The government’s plans for enforcing UK judgments in EU member states post-Brexit do not provide parties with sufficient certainty, the leading academic authority on private international law has warned. 

Professor Richard Fentiman, chair of the Cambridge Law Faculty, told a gathering of UK and central and Eastern European lawyers: ‘Within the EU at the moment, we have a private law region… we have common rules governing the enforcement of judgments. This regime has been beneficial… these will fall by the way the moment we leave.’

‘There is a problem exercising City law firms,’ he said. ‘Why anchor yourself in London if there is no guarantee [judgments will] be enforced?’

A position paper published last month by the Department for Exiting the European Union suggested the UK could rely on the 1988 Lugano Convention, designed to accommodate some EFTA members. The subject must be addressed because the repeal legislation itself, which transposes pre-Brexit EU law into UK law, would not create reciprocal enforcement rights.

Professor richard fentiman

Professor Richard Fentiman

But relying on Lugano, Fentiman warned: ‘Doesn’t work. We will have to negotiate accession to Lugano all over again.’ Lugano ‘doesn’t replicate’ current certainties, he added.

The UK should instead ratify the 2005 Hague Convention on the Recognition and Enforcement of Foreign Judgments. The government’s position paper does not contain a single reference to the Hague Convention.

‘The solution is to ratify the Hague Convention,’ Fentiman said. ‘A beautiful solution. The EU is a party to the Hague Convention… we should do nothing except ratify the Hague Convention.’ However, he added: ‘We know that government is set against an off-the-shelf solution. [It wants] a Savile Row option.’

The UK position paper said the government aimed ‘to negotiate an approach to enforcement and dispute resolution which meets the key objectives of both the UK and the EU in underpinning the effective operation of a new, deep and special partnership’.

Fentiman’s work is frequently cited in cases before English and foreign courts. His intervention is significant because his predictions for the position of London as a dispute resolution centre have been measured. As he noted: ‘Some of my colleagues are keen to point out this will be Armageddon. Grass will grow in the Commercial Court; lawyers will be working in McDonald’s; QCs will retire.’

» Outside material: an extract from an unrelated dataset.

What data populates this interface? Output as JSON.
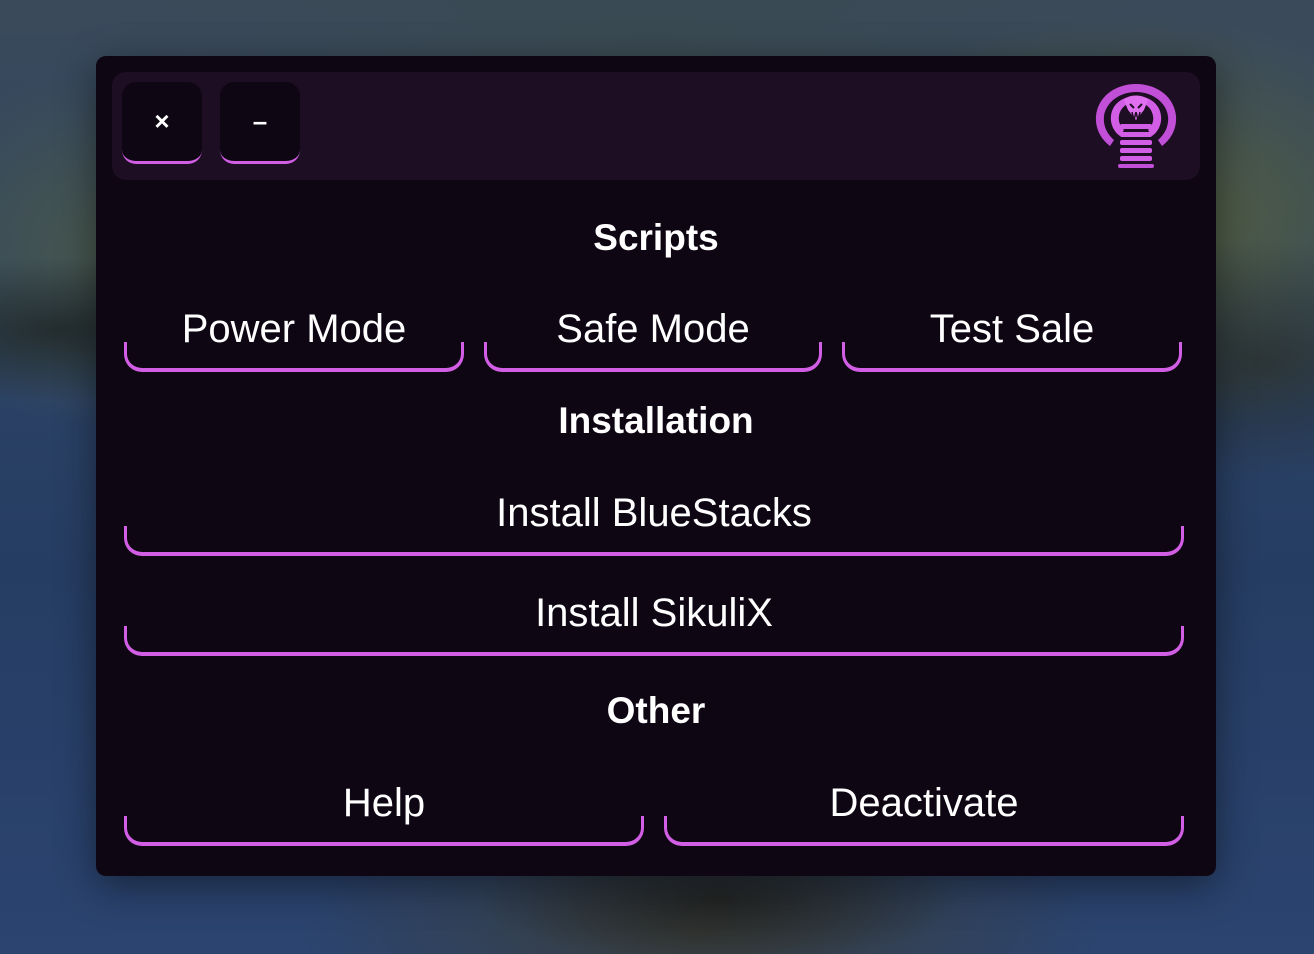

Fentiman was speaking in Cambridge at the 25th anniversary conference of the British Law Centre.